Strengths, weaknesses, opportunities and threats as identified by key sector representatives are as follows:
- Proximity to Sydney.
- Infrastructure established in many centres.
- Many active groups operating in the arts.
- Strong tradition of the arts.
- Presence of Charles Sturt University.
- Strong heritage of the region.
- Some outstanding creative practitioners.
- Successful arts and health practice and projects.
- Insufficient population to create critical mass for commercial ventures, i.e. not enough audience.
- Under-performing cultural tourism sector in recent years.
- Difficulty in retaining young people in region.
- Need stronger identity of region.
- Lack of innovation in some arts practice.
- No NBN in region.
- Links with the University.
- Supportive bodies such as Regional Development Australia and Central NSW Councils (CENTROC).
- Developing Aboriginal arts industry.
- Creative practitioners and artists willing to engage.
- The region’s ongoing links with the UK growing from the 2013 UK cultural exchange program between the central west and Derbyshire.
- Loss of training through TAFE.
- Loss of commercial venues.
- Being ‘left behind’, due to lack of connection and broadband.
- Loss of population in some areas.
Aboriginal Population and Language Groups This area cuts across the RAB areas of Arts Outwest, South West Arts, Outback Arts, Orana Arts, Arts North West and Murray Arts.
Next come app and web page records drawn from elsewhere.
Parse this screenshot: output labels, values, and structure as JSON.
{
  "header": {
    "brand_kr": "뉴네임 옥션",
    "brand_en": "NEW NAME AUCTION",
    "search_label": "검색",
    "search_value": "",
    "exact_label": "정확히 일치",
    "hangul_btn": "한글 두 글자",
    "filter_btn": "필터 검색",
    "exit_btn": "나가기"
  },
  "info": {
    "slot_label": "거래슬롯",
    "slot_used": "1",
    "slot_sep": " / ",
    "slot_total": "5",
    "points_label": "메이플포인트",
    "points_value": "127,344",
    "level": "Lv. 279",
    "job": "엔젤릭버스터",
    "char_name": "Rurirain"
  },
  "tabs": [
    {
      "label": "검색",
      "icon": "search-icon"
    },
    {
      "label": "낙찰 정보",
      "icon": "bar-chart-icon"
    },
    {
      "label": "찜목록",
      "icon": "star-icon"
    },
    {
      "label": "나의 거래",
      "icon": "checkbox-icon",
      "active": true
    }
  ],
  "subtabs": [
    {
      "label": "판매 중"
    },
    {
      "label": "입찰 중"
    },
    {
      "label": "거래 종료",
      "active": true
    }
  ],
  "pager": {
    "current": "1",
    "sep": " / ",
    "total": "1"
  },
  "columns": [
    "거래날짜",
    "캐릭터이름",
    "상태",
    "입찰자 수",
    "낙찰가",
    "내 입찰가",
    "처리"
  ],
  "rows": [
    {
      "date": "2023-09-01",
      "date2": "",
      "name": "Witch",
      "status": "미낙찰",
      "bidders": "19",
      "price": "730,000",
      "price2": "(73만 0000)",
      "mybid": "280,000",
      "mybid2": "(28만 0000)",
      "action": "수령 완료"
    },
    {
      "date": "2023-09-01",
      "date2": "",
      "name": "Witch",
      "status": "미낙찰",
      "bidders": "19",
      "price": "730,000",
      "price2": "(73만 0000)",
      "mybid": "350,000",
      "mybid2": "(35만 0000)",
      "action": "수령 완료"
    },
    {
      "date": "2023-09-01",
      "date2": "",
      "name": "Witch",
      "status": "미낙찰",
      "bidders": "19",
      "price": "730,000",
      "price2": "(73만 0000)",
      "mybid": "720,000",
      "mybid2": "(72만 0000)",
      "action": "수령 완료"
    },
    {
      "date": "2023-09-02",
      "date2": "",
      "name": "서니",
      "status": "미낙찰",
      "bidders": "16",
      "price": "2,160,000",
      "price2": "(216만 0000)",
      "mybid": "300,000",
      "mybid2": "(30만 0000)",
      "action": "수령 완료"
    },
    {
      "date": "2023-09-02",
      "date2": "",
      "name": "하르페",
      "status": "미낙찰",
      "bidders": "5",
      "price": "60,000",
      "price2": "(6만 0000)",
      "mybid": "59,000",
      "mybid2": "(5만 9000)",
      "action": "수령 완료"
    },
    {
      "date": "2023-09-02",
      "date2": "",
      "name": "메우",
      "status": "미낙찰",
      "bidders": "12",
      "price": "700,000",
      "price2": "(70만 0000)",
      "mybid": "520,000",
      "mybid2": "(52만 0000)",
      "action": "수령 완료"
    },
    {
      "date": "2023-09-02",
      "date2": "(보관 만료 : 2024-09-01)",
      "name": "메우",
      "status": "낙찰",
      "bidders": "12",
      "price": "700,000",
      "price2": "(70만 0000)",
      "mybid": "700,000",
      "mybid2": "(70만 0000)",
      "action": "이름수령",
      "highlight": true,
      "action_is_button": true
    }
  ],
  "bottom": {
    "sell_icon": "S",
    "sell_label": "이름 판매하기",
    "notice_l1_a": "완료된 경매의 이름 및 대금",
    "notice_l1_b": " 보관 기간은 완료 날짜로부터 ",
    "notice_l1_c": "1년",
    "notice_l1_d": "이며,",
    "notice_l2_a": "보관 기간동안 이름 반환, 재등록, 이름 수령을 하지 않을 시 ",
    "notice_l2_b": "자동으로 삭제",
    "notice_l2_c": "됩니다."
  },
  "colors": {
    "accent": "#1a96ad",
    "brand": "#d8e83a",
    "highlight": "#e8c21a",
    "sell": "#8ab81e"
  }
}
The Arts Outwest region is all Wiradjuri country.
- 9,000 Aboriginal people live in the region (6% of the general area population). Highest concentration of Aboriginal people live in The Lachlan Valley and Wellington Shires
- Wiradjuri Nation (largest in the region and possibly in NSW)
- Paakantji Nation (sometimes spelt ‘Barkindji’ or ‘Parkinji)
- Ngiyampaa Nation (sometimes spelt ‘Ngemba’)
Arts OutWest Aboriginal Arts Development
- An Aboriginal Arts Development Officer has been employed at AOW since 2010 through funding from the Australian government’s Office for the Arts’ Visual Arts Industry Support (IVAIS) and Indigenous Cultural Support (ICS) programs. This position and the Aboriginal arts development program across the Central West is supported by a steering committee which includes elders and staff from aboriginal organisations. The program builds on the considerable activity across Wellington, Cowra, Kelso, Condobolin and Bathurst in 2008 and addresses one of the four key focus areas in AOW’s 2009 strategic plan.
- Major highlights of the program include: the coordination of two regional events (the ‘Marramarra’ projects) which showcased Aboriginal visual arts, performance and culture from the region, the first held in Bathurst in 2011 and the second in Parkes in 2012; curating and organising a series of Aboriginal arts exhibitions in partnership with the National Parks and Wildlife Service and NSW Department of Environment and Heritage at the Kew-Y-Ahn Aboriginal Art Gallery which opened in 2013 at the Hartley Historic Site near Lithgow; incorporation of Aboriginal arts into AOW’s arts and health program; and an Aboriginal contemporary dance project in Condobolin and Cowra which has led to dancers selected for the NAISDA full-time training program.
- 2007 River Dreaming Festival, Bathurst
- 2011 Marramarra, Bathurst
- 2102 Marramarra Bulla, Parkes
Aboriginal Arts Organisations and Programs